● **Element data from apps and pages**
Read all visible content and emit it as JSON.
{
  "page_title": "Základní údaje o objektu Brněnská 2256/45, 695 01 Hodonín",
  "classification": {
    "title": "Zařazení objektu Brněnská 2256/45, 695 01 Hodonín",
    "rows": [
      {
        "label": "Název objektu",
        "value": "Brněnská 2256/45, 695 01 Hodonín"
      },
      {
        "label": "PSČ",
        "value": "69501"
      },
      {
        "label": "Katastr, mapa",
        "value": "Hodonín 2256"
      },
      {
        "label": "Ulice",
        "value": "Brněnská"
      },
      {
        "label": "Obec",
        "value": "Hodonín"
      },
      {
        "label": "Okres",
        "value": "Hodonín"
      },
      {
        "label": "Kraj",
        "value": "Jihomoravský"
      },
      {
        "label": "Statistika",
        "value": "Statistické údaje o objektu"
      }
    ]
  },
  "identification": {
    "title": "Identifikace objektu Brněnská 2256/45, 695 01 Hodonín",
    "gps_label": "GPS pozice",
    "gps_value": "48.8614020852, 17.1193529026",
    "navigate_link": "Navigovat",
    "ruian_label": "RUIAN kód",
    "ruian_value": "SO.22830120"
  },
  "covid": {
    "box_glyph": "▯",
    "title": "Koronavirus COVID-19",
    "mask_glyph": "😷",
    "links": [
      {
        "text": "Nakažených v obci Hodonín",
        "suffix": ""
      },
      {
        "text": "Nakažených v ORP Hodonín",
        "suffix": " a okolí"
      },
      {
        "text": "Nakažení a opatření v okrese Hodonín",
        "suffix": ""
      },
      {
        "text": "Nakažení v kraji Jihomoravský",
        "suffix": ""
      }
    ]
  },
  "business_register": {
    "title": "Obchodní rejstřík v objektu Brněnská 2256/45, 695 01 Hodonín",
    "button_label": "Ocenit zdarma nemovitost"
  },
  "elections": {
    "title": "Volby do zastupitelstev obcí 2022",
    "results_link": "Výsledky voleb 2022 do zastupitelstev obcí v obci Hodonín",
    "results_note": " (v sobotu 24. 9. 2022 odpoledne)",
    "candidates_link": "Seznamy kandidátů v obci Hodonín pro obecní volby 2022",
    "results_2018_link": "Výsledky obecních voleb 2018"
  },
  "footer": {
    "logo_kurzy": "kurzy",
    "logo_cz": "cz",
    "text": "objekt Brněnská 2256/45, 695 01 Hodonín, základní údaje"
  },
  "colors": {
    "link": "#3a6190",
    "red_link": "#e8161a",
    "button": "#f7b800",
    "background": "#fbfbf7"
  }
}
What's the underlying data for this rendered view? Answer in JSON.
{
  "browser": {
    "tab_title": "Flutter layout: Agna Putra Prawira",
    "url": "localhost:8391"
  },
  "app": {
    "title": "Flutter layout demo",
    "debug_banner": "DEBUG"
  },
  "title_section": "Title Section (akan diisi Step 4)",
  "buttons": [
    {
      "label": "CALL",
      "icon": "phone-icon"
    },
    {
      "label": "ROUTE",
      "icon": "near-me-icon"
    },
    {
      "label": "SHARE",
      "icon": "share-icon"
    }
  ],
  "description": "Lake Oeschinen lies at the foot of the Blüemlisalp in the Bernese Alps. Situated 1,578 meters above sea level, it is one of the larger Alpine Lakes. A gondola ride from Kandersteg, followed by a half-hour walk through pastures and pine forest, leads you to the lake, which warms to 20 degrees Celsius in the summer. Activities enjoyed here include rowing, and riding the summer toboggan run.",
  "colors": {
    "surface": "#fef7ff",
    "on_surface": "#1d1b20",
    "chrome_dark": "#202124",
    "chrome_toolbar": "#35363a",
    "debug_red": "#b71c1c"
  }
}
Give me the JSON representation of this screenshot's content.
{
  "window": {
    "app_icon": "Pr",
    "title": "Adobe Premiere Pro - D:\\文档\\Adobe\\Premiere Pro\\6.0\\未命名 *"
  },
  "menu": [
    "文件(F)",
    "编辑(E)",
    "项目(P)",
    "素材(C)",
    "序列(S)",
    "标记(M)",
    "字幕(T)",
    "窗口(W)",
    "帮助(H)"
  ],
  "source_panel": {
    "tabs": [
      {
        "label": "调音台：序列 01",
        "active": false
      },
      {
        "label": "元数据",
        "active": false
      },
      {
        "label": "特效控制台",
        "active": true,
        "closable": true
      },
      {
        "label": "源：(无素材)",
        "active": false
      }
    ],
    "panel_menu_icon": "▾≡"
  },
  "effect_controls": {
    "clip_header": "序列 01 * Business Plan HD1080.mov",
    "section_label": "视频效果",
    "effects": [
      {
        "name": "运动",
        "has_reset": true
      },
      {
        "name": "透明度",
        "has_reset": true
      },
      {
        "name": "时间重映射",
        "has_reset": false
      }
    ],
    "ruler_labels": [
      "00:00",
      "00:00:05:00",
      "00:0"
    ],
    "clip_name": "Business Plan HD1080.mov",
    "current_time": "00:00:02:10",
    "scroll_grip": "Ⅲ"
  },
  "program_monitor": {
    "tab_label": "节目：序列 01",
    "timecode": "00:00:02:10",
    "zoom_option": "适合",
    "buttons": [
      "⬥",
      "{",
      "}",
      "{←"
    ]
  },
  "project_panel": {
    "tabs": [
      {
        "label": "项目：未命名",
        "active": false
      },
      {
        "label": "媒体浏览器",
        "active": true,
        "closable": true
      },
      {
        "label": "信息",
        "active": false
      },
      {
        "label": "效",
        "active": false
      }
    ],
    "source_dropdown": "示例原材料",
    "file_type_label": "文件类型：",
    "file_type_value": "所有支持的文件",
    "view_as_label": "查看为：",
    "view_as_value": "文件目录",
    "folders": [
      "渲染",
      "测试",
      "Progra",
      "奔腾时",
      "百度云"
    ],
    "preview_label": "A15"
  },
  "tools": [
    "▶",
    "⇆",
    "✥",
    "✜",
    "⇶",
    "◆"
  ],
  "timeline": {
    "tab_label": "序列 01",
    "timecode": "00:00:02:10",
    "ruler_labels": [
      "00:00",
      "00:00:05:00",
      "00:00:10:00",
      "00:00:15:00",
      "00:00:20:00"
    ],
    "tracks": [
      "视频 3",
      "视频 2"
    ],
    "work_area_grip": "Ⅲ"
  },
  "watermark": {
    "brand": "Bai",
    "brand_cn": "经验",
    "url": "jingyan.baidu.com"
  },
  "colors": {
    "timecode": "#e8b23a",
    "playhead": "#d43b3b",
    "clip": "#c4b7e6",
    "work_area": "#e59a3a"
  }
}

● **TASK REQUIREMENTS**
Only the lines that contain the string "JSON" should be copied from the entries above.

● **YOUR RESPONSE**
Read all visible content and emit it as JSON.
What's the underlying data for this rendered view? Answer in JSON.
Give me the JSON representation of this screenshot's content.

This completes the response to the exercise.